··· MATERIAL SHOWN
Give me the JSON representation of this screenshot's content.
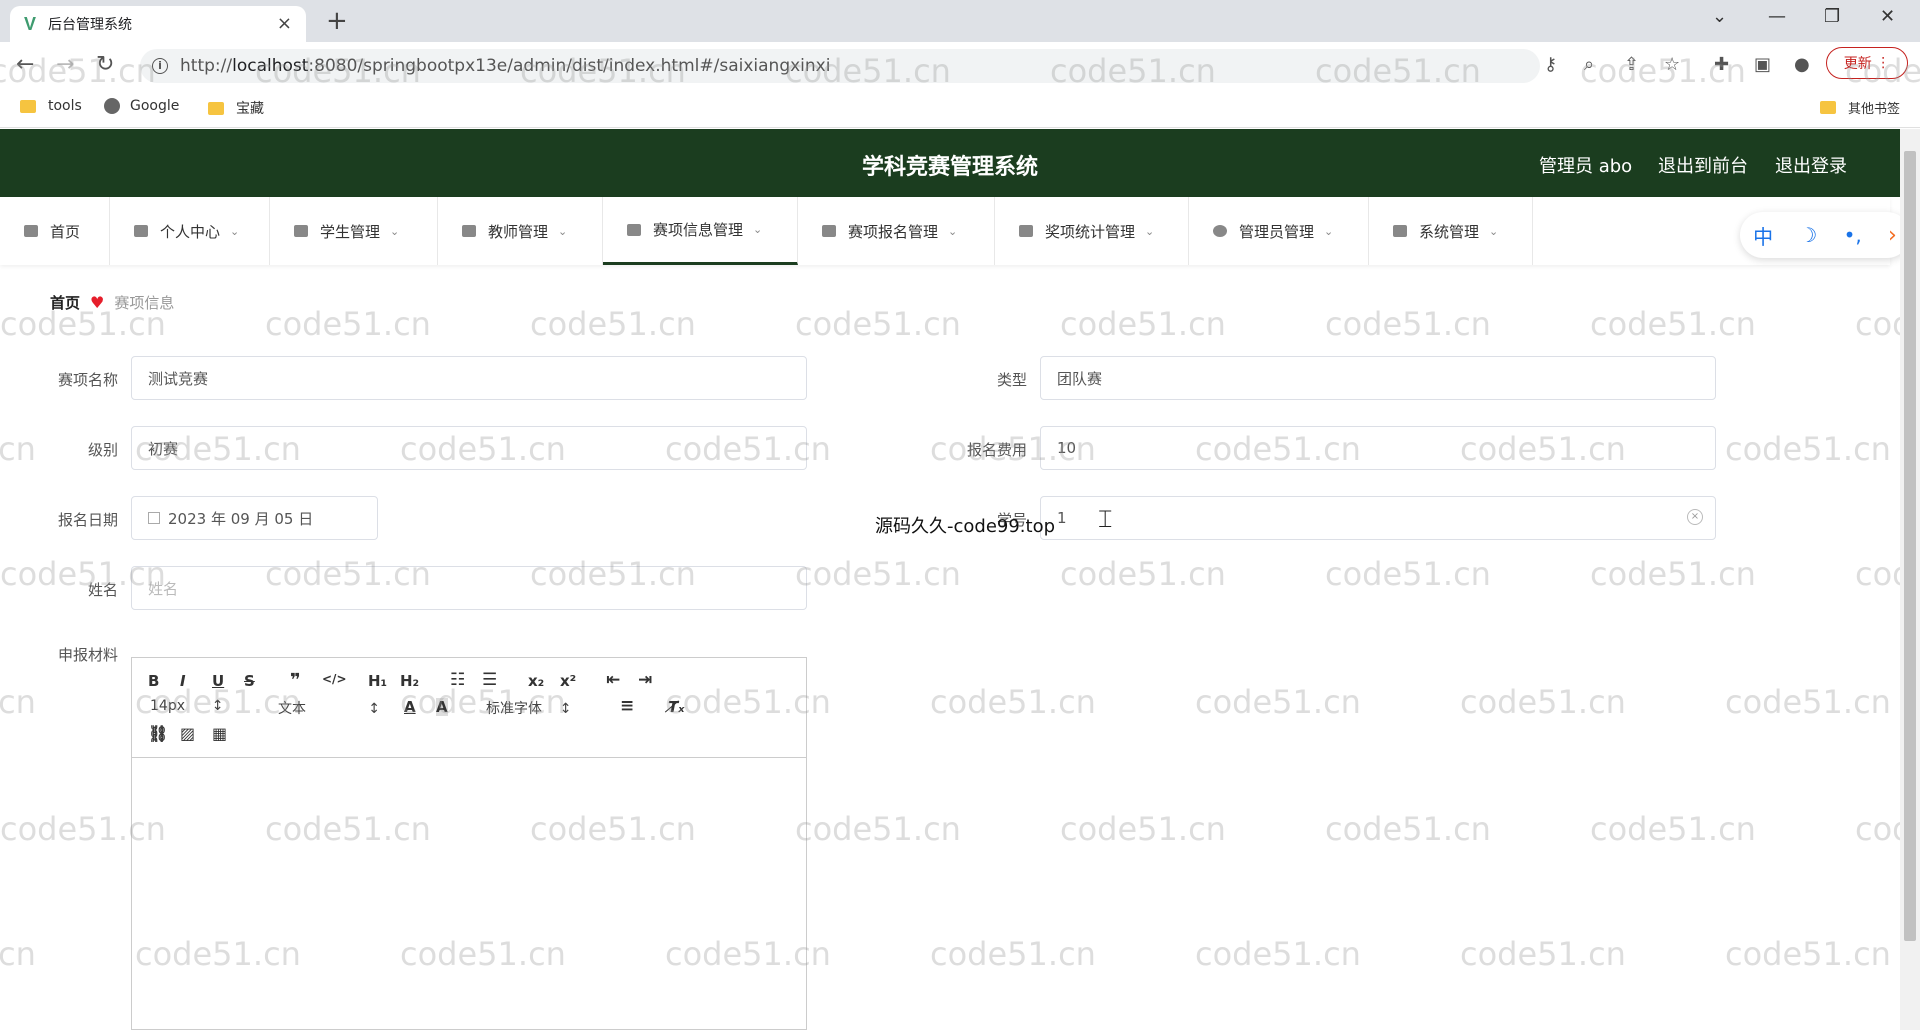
{
  "browser": {
    "tab_title": "后台管理系统",
    "tab_close": "×",
    "new_tab": "+",
    "url_prefix": "http://",
    "url_host": "localhost",
    "url_rest": ":8080/springbootpx13e/admin/dist/index.html#/saixiangxinxi",
    "update_label": "更新",
    "bookmarks": [
      "tools",
      "Google",
      "宝藏"
    ],
    "other_bookmarks": "其他书签"
  },
  "header": {
    "title": "学科竞赛管理系统",
    "user": "管理员 abo",
    "to_front": "退出到前台",
    "logout": "退出登录"
  },
  "menu": [
    {
      "label": "首页"
    },
    {
      "label": "个人中心"
    },
    {
      "label": "学生管理"
    },
    {
      "label": "教师管理"
    },
    {
      "label": "赛项信息管理"
    },
    {
      "label": "赛项报名管理"
    },
    {
      "label": "奖项统计管理"
    },
    {
      "label": "管理员管理"
    },
    {
      "label": "系统管理"
    }
  ],
  "lang_widget": {
    "zh": "中",
    "moon": "☽",
    "dots": "•,",
    "arrow": "›"
  },
  "breadcrumb": {
    "home": "首页",
    "current": "赛项信息"
  },
  "form": {
    "name_label": "赛项名称",
    "name_value": "测试竞赛",
    "type_label": "类型",
    "type_value": "团队赛",
    "level_label": "级别",
    "level_value": "初赛",
    "fee_label": "报名费用",
    "fee_value": "10",
    "date_label": "报名日期",
    "date_value": "2023 年 09 月 05 日",
    "xuehao_label": "学号",
    "xuehao_value": "1",
    "xingming_label": "姓名",
    "xingming_placeholder": "姓名",
    "material_label": "申报材料"
  },
  "editor": {
    "font_size": "14px",
    "text_style": "文本",
    "font_family": "标准字体"
  },
  "overlay_text": "源码久久-code99.top",
  "watermark": "code51.cn"
}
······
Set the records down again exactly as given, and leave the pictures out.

__ANSWER__:
Give me the JSON representation of this screenshot's content.
{
  "browser": {
    "tab_title": "后台管理系统",
    "tab_close": "×",
    "new_tab": "+",
    "url_prefix": "http://",
    "url_host": "localhost",
    "url_rest": ":8080/springbootpx13e/admin/dist/index.html#/saixiangxinxi",
    "update_label": "更新",
    "bookmarks": [
      "tools",
      "Google",
      "宝藏"
    ],
    "other_bookmarks": "其他书签"
  },
  "header": {
    "title": "学科竞赛管理系统",
    "user": "管理员 abo",
    "to_front": "退出到前台",
    "logout": "退出登录"
  },
  "menu": [
    {
      "label": "首页"
    },
    {
      "label": "个人中心"
    },
    {
      "label": "学生管理"
    },
    {
      "label": "教师管理"
    },
    {
      "label": "赛项信息管理"
    },
    {
      "label": "赛项报名管理"
    },
    {
      "label": "奖项统计管理"
    },
    {
      "label": "管理员管理"
    },
    {
      "label": "系统管理"
    }
  ],
  "lang_widget": {
    "zh": "中",
    "moon": "☽",
    "dots": "•,",
    "arrow": "›"
  },
  "breadcrumb": {
    "home": "首页",
    "current": "赛项信息"
  },
  "form": {
    "name_label": "赛项名称",
    "name_value": "测试竞赛",
    "type_label": "类型",
    "type_value": "团队赛",
    "level_label": "级别",
    "level_value": "初赛",
    "fee_label": "报名费用",
    "fee_value": "10",
    "date_label": "报名日期",
    "date_value": "2023 年 09 月 05 日",
    "xuehao_label": "学号",
    "xuehao_value": "1",
    "xingming_label": "姓名",
    "xingming_placeholder": "姓名",
    "material_label": "申报材料"
  },
  "editor": {
    "font_size": "14px",
    "text_style": "文本",
    "font_family": "标准字体"
  },
  "overlay_text": "源码久久-code99.top",
  "watermark": "code51.cn"
}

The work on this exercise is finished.